The process of a dog becoming an ESA is a much simpler than the process of becoming a service dog. A licensed mental health professional would prescribe an ESA to a patient as a part of their mental health treatment. Any age or breed of dog may qualify to be an ESA. They do not require special training; simply a letter from the prescribing mental health professional, to begin fulfilling this role in an official capacity.
Keep in mind that not every dog will be able to qualify become an ESA; a pet becoming an ESA is dependent upon the owner’s need for the support, not the owner’s desire for their dog to become an ESA. Individuals who are receiving mental health treatment are the most likely candidates to qualify for their pets becoming Emotional Support Animals.
How Do I Register My Dog As An Emotional Support Animal?
Though this varies by state and local laws, since ESAs are not protected by the same laws as service animals, registration is usually not required, just documentation. The most official document that owners of ESAs usually receive is a letter from their licensed mental health professional prescribing an animal as their ESA.
Organizations such as US Service Animals offers registration for ESAs, however, you should research if registration is required in your state and ask your licensed mental health professional if they recommend registration with any organization.
How Do I Qualify For An Emotion Support Animal?
Individuals who have an emotional or mental health diagnosis that is benefitted by the companionship of an animal may qualify for ESAs. According to US Service Animals, a licensed mental health professional may prescribe an ESA as a result of an emotional or psychological condition to be a part of their patient’s mental health treatment plan.
Generally speaking, this “prescription” is in the form of a letter which may be presented to verify the legitimacy of an ESA.
Where Can I Take My Emotional Support Animal?
While most pet parents would love the ability to bring their dogs with them everywhere they go, getting a dog to become an ESA does not make that happen.
Emotional Support Animals are not protected in the same ways that Service Animals are protected by the law, and as such, they do not have special permission to enter places that pets are not permitted to enter. Generally speaking, ESAs are allowed to go the same places that regular pets are permitted to be.
However, there is one area wherein your dog being an ESA may offer some special considerations: housing. If you are renting and unable to have a dog or pet due to the terms of your lease, or required to pay a deposit for a pet living in the rented residence with you, the letter from your mental health professional recommending that your dog be an ESA may allow you to have a dog or waive or reduce the pet fee.
Again, since ESAs are not protected legally as service animals are, this is not a guarantee, simply a possibility.
The places that dogs are permitted varies by local laws, so research the law where you live to find out where you can bring your dog. Most states share the same restrictions in this area, but you may discover a new place that you can take your dog as a result of your research.
Emotional Support Animals (ESAs) are prescribed by licensed mental health professionals as a part of an individual’s treatment plan for psychiatric conditions. They are not considered service dogs because they receive no formal training and they do not perform functions that individuals with a disability could not.
Though it is wonderful to see the benefits of ESAs and Service Animals in people’s lives, sadly, these titles are often abused.

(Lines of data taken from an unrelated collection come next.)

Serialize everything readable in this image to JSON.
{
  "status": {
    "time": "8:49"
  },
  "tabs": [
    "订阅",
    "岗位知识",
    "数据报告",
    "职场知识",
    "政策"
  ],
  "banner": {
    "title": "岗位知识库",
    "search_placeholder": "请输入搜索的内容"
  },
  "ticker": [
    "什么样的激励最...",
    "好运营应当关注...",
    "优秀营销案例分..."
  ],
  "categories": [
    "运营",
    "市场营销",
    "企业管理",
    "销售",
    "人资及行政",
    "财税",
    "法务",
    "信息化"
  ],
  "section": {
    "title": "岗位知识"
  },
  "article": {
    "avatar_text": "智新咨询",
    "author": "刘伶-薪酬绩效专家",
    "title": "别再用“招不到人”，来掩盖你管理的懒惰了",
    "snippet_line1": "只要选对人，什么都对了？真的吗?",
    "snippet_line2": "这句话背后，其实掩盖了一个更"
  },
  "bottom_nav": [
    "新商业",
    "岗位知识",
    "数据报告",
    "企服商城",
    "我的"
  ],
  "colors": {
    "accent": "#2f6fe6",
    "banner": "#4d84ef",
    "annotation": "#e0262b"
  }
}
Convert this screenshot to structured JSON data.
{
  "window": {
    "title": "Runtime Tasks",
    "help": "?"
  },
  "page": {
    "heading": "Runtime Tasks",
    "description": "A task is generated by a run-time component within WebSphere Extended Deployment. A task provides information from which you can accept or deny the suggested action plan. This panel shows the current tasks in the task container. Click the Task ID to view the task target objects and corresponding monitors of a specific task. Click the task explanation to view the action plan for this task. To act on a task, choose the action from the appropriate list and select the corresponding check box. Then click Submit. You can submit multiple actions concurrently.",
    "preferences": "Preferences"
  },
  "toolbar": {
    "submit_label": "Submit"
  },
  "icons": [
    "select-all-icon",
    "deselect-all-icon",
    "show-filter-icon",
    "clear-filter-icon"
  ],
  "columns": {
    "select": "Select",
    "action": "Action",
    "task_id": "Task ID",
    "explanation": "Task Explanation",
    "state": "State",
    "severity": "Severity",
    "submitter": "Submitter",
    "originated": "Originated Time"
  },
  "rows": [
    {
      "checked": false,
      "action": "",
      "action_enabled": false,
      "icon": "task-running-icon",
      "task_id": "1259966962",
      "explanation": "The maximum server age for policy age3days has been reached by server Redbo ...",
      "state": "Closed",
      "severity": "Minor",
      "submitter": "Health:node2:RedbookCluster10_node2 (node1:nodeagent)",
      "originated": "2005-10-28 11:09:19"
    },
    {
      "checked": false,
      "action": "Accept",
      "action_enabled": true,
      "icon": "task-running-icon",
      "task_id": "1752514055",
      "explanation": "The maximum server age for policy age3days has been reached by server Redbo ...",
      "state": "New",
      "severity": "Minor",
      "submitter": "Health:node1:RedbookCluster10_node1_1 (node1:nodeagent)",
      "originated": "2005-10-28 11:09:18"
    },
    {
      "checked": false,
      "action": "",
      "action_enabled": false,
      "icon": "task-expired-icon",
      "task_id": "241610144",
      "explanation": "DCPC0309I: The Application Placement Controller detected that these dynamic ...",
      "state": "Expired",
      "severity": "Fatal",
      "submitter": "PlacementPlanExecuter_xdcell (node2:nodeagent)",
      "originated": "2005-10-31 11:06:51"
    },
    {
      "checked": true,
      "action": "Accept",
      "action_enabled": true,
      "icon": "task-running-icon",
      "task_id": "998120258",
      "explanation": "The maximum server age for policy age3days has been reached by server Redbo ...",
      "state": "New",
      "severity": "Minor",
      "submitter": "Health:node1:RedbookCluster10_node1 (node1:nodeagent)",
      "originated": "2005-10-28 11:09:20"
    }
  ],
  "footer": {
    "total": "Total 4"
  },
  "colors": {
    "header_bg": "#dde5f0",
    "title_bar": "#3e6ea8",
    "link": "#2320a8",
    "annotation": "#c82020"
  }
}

According to the American Kennel Club (AKC), misrepresenting a dog as a service dog or ESA when they are not negatively impacts the individuals who have a legitimately true need for these animals.
Have you gone through the process of making your dog an ESA? We’d love to hear your experiences.